Life as we know it has paused. Depending on where you live, restrictions can vary, but the one constant is that we are all limited in our daily lives. For some of us, that is where and how (if you’re lucky enough to still have a job) we work. For parents of school age children, it can encompass how children are taught and the role of parents in their daily education. For people with health issues, it can limit where you go and who you see. For everyone, nights out on the town (from clubs to bowling alleys or movie theaters) looks different.

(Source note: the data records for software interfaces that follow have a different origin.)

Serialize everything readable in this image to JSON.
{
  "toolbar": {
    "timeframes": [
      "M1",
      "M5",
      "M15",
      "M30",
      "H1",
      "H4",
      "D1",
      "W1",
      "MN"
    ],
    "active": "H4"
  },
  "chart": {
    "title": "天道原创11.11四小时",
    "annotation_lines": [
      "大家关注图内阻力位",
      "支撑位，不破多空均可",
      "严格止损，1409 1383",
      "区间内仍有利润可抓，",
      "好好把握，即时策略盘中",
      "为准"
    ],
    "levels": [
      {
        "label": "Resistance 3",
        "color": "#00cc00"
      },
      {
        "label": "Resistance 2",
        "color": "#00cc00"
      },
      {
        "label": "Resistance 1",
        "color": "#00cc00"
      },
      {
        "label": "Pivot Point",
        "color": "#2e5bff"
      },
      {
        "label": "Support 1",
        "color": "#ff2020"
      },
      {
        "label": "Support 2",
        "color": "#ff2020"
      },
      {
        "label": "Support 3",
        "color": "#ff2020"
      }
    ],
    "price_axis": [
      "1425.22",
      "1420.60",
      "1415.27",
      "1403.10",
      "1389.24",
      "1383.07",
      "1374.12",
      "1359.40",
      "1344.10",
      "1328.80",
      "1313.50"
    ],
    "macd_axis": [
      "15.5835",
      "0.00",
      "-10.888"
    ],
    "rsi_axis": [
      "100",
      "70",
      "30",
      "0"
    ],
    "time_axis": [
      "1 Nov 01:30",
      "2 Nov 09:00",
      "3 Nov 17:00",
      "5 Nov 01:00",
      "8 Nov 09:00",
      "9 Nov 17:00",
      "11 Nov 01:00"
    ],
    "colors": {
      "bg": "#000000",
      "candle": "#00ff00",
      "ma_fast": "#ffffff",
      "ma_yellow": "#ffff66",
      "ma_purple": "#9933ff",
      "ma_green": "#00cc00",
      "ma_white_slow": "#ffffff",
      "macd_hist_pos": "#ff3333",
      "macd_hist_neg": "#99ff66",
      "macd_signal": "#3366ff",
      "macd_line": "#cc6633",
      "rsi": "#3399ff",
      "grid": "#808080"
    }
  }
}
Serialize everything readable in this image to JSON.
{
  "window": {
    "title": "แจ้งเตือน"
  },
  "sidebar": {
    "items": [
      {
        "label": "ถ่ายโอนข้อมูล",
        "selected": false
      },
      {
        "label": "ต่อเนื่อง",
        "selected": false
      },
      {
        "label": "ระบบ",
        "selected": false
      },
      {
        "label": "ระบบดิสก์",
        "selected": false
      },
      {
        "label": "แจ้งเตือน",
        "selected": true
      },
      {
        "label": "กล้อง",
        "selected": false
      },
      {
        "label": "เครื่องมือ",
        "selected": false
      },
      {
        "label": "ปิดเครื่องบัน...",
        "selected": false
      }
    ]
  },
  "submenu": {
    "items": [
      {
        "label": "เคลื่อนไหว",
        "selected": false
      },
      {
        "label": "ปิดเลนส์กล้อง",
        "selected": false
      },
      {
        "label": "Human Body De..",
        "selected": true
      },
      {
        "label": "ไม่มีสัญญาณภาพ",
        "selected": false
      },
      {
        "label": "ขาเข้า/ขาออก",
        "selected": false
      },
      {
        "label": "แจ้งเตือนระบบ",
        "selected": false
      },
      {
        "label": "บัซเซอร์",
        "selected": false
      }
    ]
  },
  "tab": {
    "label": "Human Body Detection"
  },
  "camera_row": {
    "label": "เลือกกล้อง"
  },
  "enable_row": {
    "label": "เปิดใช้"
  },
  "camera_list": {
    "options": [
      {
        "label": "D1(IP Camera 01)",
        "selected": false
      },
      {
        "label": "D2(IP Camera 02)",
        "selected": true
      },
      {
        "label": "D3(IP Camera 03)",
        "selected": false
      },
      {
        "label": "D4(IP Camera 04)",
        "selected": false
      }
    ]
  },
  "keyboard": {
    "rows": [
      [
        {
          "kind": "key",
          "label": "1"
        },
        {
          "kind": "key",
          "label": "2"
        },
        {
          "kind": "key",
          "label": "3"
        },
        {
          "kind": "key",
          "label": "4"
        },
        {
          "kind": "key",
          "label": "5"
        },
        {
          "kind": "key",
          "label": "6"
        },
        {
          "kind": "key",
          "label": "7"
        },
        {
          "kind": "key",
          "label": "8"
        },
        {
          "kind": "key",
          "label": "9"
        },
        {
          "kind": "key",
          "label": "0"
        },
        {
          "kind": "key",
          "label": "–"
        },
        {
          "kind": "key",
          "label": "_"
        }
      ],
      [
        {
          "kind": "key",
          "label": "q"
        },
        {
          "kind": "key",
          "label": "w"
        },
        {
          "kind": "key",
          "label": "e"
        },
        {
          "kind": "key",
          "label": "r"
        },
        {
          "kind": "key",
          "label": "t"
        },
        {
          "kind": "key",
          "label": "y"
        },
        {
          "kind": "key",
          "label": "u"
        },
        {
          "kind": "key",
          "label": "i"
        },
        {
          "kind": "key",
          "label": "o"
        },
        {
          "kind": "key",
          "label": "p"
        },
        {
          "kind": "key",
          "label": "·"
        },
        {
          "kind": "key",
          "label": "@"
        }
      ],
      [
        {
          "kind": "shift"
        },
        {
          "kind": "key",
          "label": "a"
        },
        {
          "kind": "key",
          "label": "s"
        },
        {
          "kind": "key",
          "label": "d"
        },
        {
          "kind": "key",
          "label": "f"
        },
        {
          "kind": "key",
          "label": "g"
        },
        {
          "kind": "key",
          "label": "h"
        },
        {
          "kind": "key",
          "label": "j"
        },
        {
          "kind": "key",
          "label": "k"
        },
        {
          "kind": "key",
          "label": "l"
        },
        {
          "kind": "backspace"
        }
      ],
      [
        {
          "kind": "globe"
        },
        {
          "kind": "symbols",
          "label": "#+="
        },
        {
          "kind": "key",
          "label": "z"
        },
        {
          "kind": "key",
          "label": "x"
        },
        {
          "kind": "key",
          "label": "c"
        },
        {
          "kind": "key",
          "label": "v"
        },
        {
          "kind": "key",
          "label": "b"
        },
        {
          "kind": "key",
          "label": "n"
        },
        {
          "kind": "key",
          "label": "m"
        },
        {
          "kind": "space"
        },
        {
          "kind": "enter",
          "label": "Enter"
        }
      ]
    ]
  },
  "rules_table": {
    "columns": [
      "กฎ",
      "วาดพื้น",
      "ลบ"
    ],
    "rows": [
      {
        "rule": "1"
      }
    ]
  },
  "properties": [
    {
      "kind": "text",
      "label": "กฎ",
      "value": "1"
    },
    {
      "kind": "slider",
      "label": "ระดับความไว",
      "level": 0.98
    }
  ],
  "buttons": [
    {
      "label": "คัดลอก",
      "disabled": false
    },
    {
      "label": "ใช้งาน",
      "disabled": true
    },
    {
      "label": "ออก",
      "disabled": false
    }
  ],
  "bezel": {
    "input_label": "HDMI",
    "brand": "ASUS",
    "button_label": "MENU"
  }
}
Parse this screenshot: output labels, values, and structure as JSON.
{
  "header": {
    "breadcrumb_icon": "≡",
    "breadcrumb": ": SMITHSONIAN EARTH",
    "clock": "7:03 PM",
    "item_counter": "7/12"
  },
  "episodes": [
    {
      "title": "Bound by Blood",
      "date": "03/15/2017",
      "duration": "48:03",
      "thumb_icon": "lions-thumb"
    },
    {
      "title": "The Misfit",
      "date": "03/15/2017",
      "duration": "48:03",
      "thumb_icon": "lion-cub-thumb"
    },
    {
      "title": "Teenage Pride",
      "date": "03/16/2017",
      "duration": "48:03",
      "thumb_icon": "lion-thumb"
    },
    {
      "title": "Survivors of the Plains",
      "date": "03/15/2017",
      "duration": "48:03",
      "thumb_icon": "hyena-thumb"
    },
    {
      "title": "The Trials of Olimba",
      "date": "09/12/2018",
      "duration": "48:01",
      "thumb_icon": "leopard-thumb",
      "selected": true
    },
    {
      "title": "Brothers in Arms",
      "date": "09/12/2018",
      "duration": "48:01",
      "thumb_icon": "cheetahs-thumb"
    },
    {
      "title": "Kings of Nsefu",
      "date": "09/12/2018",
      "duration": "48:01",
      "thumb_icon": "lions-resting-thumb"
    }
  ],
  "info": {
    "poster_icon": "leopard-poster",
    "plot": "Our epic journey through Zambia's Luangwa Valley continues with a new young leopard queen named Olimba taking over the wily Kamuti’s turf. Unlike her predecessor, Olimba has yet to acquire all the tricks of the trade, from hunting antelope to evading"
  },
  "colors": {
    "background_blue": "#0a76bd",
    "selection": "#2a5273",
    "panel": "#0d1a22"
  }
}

As a former teacher, the months of August and September are times to gear up for a new school year. My mind is shaped by the thirty one years I worked in the school system to be thinking and preparing for a new year, much as non educators plan a new beginning in January. I am always fighting anxiety and a need to “get to work” as the traditional school year starts. When I retired, I channeled this energy into the joy of traveling in the fall. This year the anxiety is intense as I watch friends and colleagues navigate the Covid world of virtual and in class learning. Without the distraction of being able to leave the area, I am stuck in the pause.
As time goes on in the way it always does, I am beginning to wonder if the enforced pause in our “normal life” holds a lesson. As one who has faced medical challenges, I am personally familiar with how the “normality” of life can disappear in the blink of a moment…or the sharing of a serious diagnosis. In those times that I have fought to bring back the normalcy that has disappeared, I have suffered greatly. It was only when I allowed myself to the surrender of “what is” that I began to move forward and create the shape of what was to come. I wonder if that is the lesson in the Covid pause that lies before all of us. I have been lamenting what is lost from regular day to day life. Maybe I should be surrendering to the “what is” that lies before us and search for the gifts that are to be found in this unprecedented time.
For me, it starts with breathing. Not the shallow, how can I make it through this moment by sucking in the minimum amount of air breathing that seems to be happening to us today, but intentional deep breathing that affirms I am alive. The type of breath that signals to my inner spirit that I am more than the anxious thoughts that swirl in my head. The slow, deliberate moments of consciously breathing in the moment before me that is suspended in the pause.
There is nothing remotely “normal” about the time that we have found ourselves all in. Whatever your personal circumstance and the loss that you’ve experienced, you have every right to grieve and lament what has been taken from you. But, when the moment presents itself and you are ready to surrender, take a moment to breathe deeply and view the “what is” that lies before you. Take the peace with you into the next moment and embrace the pause.E